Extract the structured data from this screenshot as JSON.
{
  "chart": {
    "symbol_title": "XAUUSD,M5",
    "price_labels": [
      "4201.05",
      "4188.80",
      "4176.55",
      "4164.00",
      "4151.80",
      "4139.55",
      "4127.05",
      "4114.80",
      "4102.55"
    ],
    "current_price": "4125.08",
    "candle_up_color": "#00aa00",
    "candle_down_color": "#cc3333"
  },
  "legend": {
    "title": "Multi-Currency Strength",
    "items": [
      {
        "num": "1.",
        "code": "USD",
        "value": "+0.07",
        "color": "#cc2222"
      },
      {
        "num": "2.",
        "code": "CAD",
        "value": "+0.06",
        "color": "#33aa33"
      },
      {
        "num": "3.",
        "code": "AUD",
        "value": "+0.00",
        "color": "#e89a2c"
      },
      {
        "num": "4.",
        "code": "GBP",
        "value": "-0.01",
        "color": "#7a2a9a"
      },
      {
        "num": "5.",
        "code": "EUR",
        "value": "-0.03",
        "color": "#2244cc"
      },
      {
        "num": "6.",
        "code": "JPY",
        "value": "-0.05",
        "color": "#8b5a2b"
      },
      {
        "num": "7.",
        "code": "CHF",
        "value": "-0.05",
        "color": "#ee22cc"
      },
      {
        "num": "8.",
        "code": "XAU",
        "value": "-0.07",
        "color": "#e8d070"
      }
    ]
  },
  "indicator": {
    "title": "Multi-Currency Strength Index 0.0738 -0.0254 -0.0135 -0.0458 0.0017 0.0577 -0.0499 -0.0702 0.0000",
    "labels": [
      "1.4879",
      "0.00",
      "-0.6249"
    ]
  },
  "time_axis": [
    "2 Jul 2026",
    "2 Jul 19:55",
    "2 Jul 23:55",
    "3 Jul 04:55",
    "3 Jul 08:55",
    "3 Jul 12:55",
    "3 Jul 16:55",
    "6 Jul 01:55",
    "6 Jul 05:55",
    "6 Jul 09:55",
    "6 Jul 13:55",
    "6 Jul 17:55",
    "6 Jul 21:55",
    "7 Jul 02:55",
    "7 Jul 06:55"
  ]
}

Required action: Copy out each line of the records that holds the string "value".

Result of the task:
        "value": "+0.07",
        "value": "+0.06",
        "value": "+0.00",
        "value": "-0.01",
        "value": "-0.03",
        "value": "-0.05",
        "value": "-0.05",
        "value": "-0.07",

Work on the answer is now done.